Problem description: Go through the data and count the lines holding the string "title". Write only the number.

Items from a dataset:
BEGIN

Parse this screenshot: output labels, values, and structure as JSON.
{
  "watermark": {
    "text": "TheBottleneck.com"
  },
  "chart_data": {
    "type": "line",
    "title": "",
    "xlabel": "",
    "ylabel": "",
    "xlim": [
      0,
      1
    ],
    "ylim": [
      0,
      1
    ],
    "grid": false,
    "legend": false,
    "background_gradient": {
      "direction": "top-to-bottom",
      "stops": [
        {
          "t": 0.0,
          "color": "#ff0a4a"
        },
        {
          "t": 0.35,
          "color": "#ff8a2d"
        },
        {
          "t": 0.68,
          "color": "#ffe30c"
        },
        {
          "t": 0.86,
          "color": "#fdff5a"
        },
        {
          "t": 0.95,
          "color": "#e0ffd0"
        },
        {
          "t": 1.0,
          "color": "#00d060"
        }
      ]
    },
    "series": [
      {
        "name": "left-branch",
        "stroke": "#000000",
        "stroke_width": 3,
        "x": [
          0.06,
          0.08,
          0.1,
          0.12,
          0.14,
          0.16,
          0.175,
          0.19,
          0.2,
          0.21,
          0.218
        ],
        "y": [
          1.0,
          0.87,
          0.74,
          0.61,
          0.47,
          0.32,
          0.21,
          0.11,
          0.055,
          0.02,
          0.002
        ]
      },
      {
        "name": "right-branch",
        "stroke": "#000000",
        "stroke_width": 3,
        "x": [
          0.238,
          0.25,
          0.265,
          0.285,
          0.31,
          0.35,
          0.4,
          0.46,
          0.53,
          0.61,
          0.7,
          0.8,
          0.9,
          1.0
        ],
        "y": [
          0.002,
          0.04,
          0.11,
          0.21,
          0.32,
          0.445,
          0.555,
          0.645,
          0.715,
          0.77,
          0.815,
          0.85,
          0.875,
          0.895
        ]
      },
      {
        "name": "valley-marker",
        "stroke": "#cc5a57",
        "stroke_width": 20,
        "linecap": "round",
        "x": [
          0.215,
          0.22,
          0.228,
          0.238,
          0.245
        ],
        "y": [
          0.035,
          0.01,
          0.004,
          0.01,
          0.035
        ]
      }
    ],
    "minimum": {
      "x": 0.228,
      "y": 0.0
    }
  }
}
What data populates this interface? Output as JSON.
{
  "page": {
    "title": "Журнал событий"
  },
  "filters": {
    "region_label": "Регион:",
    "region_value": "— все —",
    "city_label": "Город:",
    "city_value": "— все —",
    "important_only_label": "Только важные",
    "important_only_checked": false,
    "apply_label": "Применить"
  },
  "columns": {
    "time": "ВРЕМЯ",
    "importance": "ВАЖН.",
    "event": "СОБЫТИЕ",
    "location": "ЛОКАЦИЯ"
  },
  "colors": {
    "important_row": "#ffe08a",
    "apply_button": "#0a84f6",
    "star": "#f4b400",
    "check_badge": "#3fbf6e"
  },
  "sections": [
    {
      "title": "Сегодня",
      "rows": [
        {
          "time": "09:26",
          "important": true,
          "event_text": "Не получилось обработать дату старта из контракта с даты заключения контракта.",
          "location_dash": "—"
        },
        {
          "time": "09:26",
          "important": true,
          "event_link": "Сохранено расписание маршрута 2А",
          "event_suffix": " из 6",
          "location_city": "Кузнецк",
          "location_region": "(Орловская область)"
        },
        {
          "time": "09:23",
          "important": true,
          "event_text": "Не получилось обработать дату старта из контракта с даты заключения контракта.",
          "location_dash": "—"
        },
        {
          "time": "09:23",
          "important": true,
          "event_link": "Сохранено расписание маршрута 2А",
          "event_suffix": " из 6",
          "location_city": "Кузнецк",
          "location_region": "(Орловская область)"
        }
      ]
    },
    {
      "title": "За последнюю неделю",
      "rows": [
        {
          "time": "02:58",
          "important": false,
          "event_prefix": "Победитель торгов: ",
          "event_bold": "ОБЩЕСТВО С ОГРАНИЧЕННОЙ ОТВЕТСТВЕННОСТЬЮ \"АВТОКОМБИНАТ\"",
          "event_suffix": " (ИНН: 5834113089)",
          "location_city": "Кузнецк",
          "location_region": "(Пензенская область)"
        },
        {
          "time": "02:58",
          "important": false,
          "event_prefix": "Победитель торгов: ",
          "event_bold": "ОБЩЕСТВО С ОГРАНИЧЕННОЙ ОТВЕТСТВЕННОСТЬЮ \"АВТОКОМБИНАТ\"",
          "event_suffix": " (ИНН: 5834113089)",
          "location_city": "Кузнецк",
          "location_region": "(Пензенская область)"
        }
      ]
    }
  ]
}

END

Solution for this task: 4